Aside from the obvious paranoia these utterances betray, they also provide an opportunity, as the nation copes with a seeming onslaught of disasters from wildfires in the West to floods in the Midwest and East, to look at our definition of “disaster.” Mr. Trump seems to define it as an event at a specific moment. If you died later because of the long-term effects of a hurricane, for instance, then to his way of thinking, your death should not be counted in the toll.
I’m glad he gave an honest account of his thinking about the boundaries of disaster, because how we count these deaths and measure the economic impact of calamities shapes the way we budget for future ones. It also determines how credit or blame is assigned to elected officials charged with preparing for and managing disasters.
Defining a disaster as an “event” has a history extending to the 1960s when federal funds were spent to model the social impact of a nuclear attack. To do this, Civil Defense officials commissioned studies of proxies of an attack, like earthquakes, tornadoes and hurricanes, all disasters that affect multiple systems with limited warning. They wanted to understand the immediate post-attack consequences — would society survive, or would people panic and society quickly descend into chaos? The focus was on the event itself, the nuclear blast. What led up to it and what its long-term effects would be irrelevant.

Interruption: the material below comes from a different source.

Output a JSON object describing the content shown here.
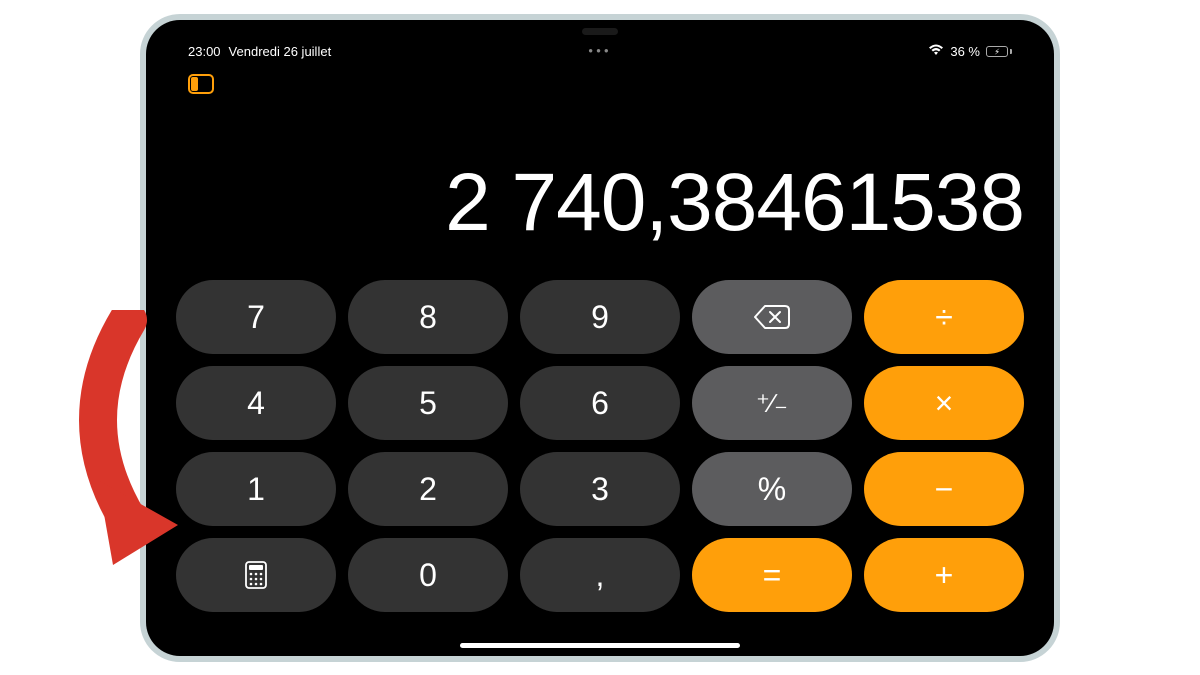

Social science disaster research was born from this funding. Over the decades, it evolved into a multidisciplinary endeavor that has told us a lot about human behavior in disasters. (And it’s not what those Civil Defense officials in the 1960s expected. People don’t panic. They are resilient. They help one another.)
By the 1990s there was an emerging consensus that the historical background and long-term aftereffects of disasters were just as important, if not more so than the event itself because a disaster is really an interconnected chain of occurrences.
We will never understand why some people are vulnerable and others aren’t if the focus is only on a disaster as an event. Nor will we comprehend why some communities recover quickly while others languish, nor grasp the debilitating consequences of post-traumatic stress disorder. So, too, we will be unable to comprehend the burden of care for future generations, or past victims. Event thinking is amnesiac; worse, it inhibits planning for the disasters to come.
But if one’s interest is in playing down the impact of a disaster, then event thinking is the ticket. You may avoid learning anything significant about the causes and consequences of what happened, but you can get back to the business of building, even if it is in dangerous places.
The president’s disaster logic tells us that firefighters who are now sick after responding to the World Trade Center after the Sept. 11 attacks are not victims and that soldiers suffering PTSD should not be counted among the casualties of war. Nothing matters unless it happened in the event. If you didn’t die then and there, you don’t count.
The president’s failure of imagination is ours if we continue to shortchange the Federal Emergency Management Agency and limit its activities mostly to disaster response. Or ignore the deterioration of important infrastructures like dams and levees. Or assume that everyone can cope with a disaster regardless of age or income. Research shows that in these cases, long-term thinking and planning can save lives and dollars.
Event thinking is cheaper, and it relieves us of the moral burdens of protecting the commons. But it is counterproductive. What we should be doing is building a culture of long-term preparedness, based in scientific reality.
The clear counterpoint is to acknowledge that a disaster is a process that reveals our values as a society. A disaster’s beginning and end might be obscure, but that doesn’t excuse us from figuring out the causes and true costs.
Surely our thinking about disaster should be as complex as the societies they disrupt. We need to understand that disaster is slow.